This range of modules are suitable for use worldwide, running on the 2.4 GHz ISM band with FCC and R&TTE compliance. The same modules work both in NTSC and PAL video formats, and can transmit and receive wideband audio or video signals over a range up to 100m. The modules integrate audio/video input together with no external circuitry. They come with four selectable channels for video or stereo audio with output power up to 10 mW, 10 dBm compliant with European regulations. They measure 30.6 x 28.6 x 3.7 mm for the transmitter and 40.64 x 30.68 x 6 mm for the receiver, and have 55 and 140mA power consumption respectively from 5V supplies. They have an operating temperature of -10 to 60C, an operating frequency range from 2400 to 2483 MHz, and offer stable frequency selection with a four-channel, phase locked loop synthesizer. They cost $15.50 for the transmitter and $22.50 for the receiver.
Truchard will be presented the award at the 2014 Golden Mousetrap Awards ceremony during the co-located events Pacific Design & Manufacturing, MD&M West, WestPack, PLASTEC West, Electronics West, ATX West, and AeroCon.
In a bid to boost the viability of lithium-based electric car batteries, a team at Lawrence Berkeley National Laboratory has developed a chemistry that could possibly double an EV’s driving range while cutting its battery cost in half.

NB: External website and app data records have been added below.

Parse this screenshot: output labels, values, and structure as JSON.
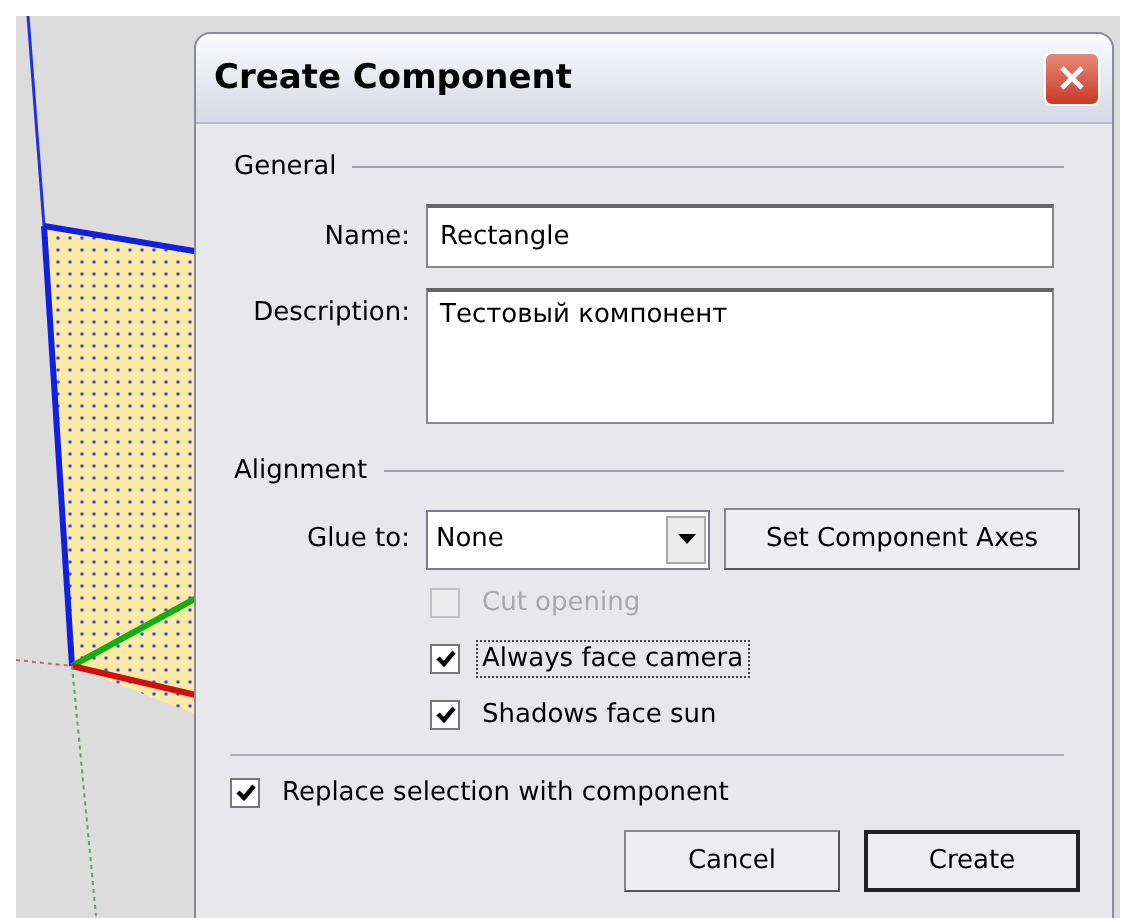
{
  "window": {
    "title": "Create Component"
  },
  "general": {
    "heading": "General",
    "name_label": "Name:",
    "name_value": "Rectangle",
    "description_label": "Description:",
    "description_value": "Тестовый компонент"
  },
  "alignment": {
    "heading": "Alignment",
    "glue_label": "Glue to:",
    "glue_value": "None",
    "axes_button": "Set Component Axes",
    "options": [
      {
        "label": "Cut opening",
        "checked": false,
        "disabled": true,
        "focused": false
      },
      {
        "label": "Always face camera",
        "checked": true,
        "disabled": false,
        "focused": true
      },
      {
        "label": "Shadows face sun",
        "checked": true,
        "disabled": false,
        "focused": false
      }
    ]
  },
  "replace": {
    "label": "Replace selection with component",
    "checked": true
  },
  "buttons": [
    {
      "label": "Cancel",
      "default": false
    },
    {
      "label": "Create",
      "default": true
    }
  ]
}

For industrial control applications, or even a simple assembly line, that machine can go almost 24/7 without a break. But what happens when the task is a little more complex? That’s where the “smart” machine would come in. The smart machine is one that has some simple (or complex in some cases) processing capability to be able to adapt to changing conditions. Such machines are suited for a host of applications, including automotive, aerospace, defense, medical, computers and electronics, telecommunications, consumer goods, and so on. This discussion will examine what’s possible with smart machines, and what tradeoffs need to be made to implement such a solution.